:: Work request ::
Among the lines of the records, please find those that contain the word "name" and copy them.

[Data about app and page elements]
###

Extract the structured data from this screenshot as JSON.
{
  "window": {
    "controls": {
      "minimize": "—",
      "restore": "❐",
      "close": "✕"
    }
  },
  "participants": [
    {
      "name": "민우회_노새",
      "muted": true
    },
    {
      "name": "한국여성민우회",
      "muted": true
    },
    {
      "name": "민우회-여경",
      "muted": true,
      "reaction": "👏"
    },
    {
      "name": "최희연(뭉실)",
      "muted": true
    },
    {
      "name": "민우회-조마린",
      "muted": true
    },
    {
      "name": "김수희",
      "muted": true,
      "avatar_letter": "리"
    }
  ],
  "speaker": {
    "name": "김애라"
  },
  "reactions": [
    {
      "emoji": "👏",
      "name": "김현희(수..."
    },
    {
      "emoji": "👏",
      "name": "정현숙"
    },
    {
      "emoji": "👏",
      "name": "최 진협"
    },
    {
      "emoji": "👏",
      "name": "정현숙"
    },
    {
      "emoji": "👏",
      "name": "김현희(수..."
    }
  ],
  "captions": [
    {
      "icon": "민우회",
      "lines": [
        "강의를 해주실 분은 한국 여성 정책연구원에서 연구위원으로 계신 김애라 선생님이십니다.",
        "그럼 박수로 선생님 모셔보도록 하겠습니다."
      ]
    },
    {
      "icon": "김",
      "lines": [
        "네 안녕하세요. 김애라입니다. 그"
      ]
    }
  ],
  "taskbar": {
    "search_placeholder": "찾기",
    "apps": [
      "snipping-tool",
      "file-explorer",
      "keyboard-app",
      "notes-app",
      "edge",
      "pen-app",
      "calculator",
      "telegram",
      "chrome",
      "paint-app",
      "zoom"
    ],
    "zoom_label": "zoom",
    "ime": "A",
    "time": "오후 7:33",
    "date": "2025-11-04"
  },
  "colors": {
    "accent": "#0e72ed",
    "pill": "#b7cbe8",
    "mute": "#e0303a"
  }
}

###

:: Answer to the problem ::
      "name": "민우회_노새",
      "name": "한국여성민우회",
      "name": "민우회-여경",
      "name": "최희연(뭉실)",
      "name": "민우회-조마린",
      "name": "김수희",
    "name": "김애라"
      "name": "김현희(수..."
      "name": "정현숙"
      "name": "최 진협"
      "name": "정현숙"
      "name": "김현희(수..."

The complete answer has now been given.